When a line of the material has the word "values" in it, copy that line.

========

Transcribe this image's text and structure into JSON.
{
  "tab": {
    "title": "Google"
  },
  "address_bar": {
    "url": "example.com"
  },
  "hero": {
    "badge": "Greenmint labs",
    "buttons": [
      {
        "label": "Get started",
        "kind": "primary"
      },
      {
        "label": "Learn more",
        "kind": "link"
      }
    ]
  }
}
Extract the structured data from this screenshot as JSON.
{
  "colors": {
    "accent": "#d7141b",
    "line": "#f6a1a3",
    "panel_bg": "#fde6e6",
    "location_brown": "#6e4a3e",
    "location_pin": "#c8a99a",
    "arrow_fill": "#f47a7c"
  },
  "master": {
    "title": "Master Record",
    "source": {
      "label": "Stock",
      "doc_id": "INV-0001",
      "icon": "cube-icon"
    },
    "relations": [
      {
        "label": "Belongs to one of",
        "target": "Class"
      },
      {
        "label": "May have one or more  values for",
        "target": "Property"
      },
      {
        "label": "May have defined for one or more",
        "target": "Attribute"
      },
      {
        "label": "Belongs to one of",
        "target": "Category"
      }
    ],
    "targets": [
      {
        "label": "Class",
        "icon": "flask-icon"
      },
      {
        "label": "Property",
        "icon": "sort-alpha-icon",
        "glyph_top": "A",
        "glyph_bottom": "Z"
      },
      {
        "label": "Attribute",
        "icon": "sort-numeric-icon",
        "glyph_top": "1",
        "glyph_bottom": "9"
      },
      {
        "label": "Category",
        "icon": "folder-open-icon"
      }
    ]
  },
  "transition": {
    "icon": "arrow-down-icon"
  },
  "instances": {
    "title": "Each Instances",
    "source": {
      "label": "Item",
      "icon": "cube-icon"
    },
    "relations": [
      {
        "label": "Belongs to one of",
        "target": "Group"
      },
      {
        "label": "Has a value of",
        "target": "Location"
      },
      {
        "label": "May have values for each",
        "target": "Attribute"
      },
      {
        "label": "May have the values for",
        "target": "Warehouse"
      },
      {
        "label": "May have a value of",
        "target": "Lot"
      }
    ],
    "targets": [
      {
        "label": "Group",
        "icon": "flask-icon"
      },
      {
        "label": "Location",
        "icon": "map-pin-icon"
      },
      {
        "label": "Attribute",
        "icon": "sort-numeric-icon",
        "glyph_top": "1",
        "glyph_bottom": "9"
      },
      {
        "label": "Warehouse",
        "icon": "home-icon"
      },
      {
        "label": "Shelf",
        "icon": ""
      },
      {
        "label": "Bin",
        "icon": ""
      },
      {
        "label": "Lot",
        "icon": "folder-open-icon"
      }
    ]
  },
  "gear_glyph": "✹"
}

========

**Reply**:
        "label": "May have one or more  values for",
        "label": "May have values for each",
        "label": "May have the values for",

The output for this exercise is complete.